Alaskans will not get the rest of the PFD in December Senator wielechowski plans appeal By Dayra Valades
On June 29, Governor Bill Walker vetoed $1.29 billion of the state’s budget. One effect of this cut was to reduce by more than $1,000 the amount that Alaska residents receive annually from the Permanent Fund Dividend (PFD). This cut has the largest impact on families with the lowest income.
In September, the Republican majority of the Alaska State Legislature decided not to override the veto of the governor, which effectively approved the PFD reduction. The Democrats tried to oppose this move, but then-Senate Majority Leader John Coghill ruled the motion out of order. Some weeks later, the residents of Alaska received the PFD with the reduced amount.

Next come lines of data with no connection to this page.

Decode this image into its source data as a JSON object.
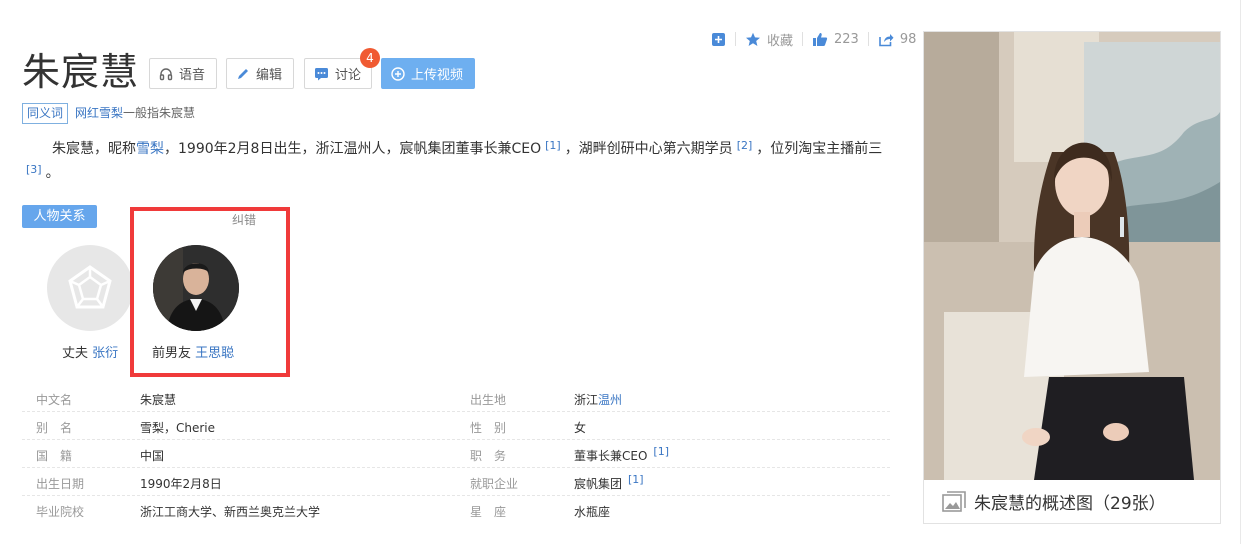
{
  "title": "朱宸慧",
  "toolbar": {
    "voice_label": "语音",
    "edit_label": "编辑",
    "discuss_label": "讨论",
    "discuss_badge": "4",
    "upload_label": "上传视频"
  },
  "actions": {
    "collect_label": "收藏",
    "like_count": "223",
    "share_count": "98"
  },
  "synonym": {
    "tag": "同义词",
    "term": "网红雪梨",
    "rest": "一般指朱宸慧"
  },
  "summary": {
    "t1": "朱宸慧，昵称",
    "link1": "雪梨",
    "t2": "，1990年2月8日出生，浙江温州人，宸帆集团董事长兼CEO",
    "ref1": "[1]",
    "t3": "，湖畔创研中心第六期学员",
    "ref2": "[2]",
    "t4": "，位列淘宝主播前三",
    "ref3": "[3]",
    "t5": "。"
  },
  "relations": {
    "tag": "人物关系",
    "correct_label": "纠错",
    "items": [
      {
        "relation": "丈夫",
        "name": "张衍"
      },
      {
        "relation": "前男友",
        "name": "王思聪"
      }
    ]
  },
  "info": {
    "rows": [
      {
        "k1": "中文名",
        "v1": "朱宸慧",
        "k2": "出生地",
        "v2a": "浙江",
        "v2b": "温州"
      },
      {
        "k1": "别　名",
        "v1": "雪梨，Cherie",
        "k2": "性　别",
        "v2a": "女",
        "v2b": ""
      },
      {
        "k1": "国　籍",
        "v1": "中国",
        "k2": "职　务",
        "v2a": "董事长兼CEO",
        "ref": "[1]"
      },
      {
        "k1": "出生日期",
        "v1": "1990年2月8日",
        "k2": "就职企业",
        "v2a": "宸帆集团",
        "ref": "[1]"
      },
      {
        "k1": "毕业院校",
        "v1": "浙江工商大学、新西兰奥克兰大学",
        "k2": "星　座",
        "v2a": "水瓶座",
        "v2b": ""
      }
    ]
  },
  "album": {
    "caption": "朱宸慧的概述图（29张）"
  },
  "icons": {
    "voice": "headphones-icon",
    "edit": "pencil-icon",
    "discuss": "chat-icon",
    "upload": "plus-circle-icon",
    "add": "add-box-icon",
    "collect": "star-icon",
    "like": "thumbs-up-icon",
    "share": "share-icon",
    "album": "image-icon"
  },
  "colors": {
    "link": "#3a76c3",
    "accent": "#66a6ec",
    "badge": "#f05a32",
    "highlight": "#f03a3a"
  }
}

Questions began to arise: does the governor have the power to veto the PFD? Would the residents of Alaska ever receive the rest of the money? What will happen to the PFD in the future? “My initial thought was: ‘Governor Walker has a very strong veto power’,” said Democratic Senator Bill Wielechowski when interviewed by Sol de Medianoche. He was contacted by people who were present in 1976 when the constitutional amendment that created the Permanent Fund was passed. They told him this veto was not legal. Joined by Rick Halford and Clem Tillion, Wielechowski began to research the Legislature’s resolution. They gathered the minutes of the milestone legislative sessions in which the Permanent Fund and the Permanent Fund Corporation took shape. Going through that material, they discovered that the Constitution designates the PFD as a dedicated income stream, and as such it should not be considered in the state’s budget.
During his research, Senator Wielechowski found Hickel vs. Copper, an Alaska Supreme Court case heard in 1994. The Court found that by law the Permanent Fund Corporation “shall transfer the funds” from Earnings Reserve account to Dividend Fund. The Supreme Court said that this is an automatic transfer and that the money is then not subject to appropriation. Thus, the PFD is not part of the budget, and the Governor has no ability to veto it.
Armed with this finding, Wielechowski, Halford, and Tillon sued the Permanent Fund Corporation, claiming it had violated its statutory obligation to transfer the money. In response the Corporation argued: “We relied on the Governor’s veto.” But plaintiffs argued that it “should have transferred the whole amount. You have to transfer the rest.”
According to Senator Wielechowski, this is a complex case that could take two or three years to solve, but the plaintiffs are hoping to complete the process in six months. A Superior Court Judge agreed to expedite the trial on the request of the plaintiffs and the State. There was a court hearing on November 17, at which both sides made their arguments before the judge. After hearing them, Anchorage Superior Court Judge William Morse dismissed the lawsuit presented by Wielechowski. He held that the Governor has broad veto powers that allow him to cut this year’s Alaska Permanent Fund Dividend in half.
Wielechowski says his team will appeal this decision, so the interests of the neediest families in the state could soon be discussed in the Supreme Court. But Alaska residents will not see the rest of the PFD in December.
PROUDLY POWERED BY SOL DE MEDIANOCHE CO. Sol de Medianoche is a bimonthly publication of the Latino community in Anchorage, Alaska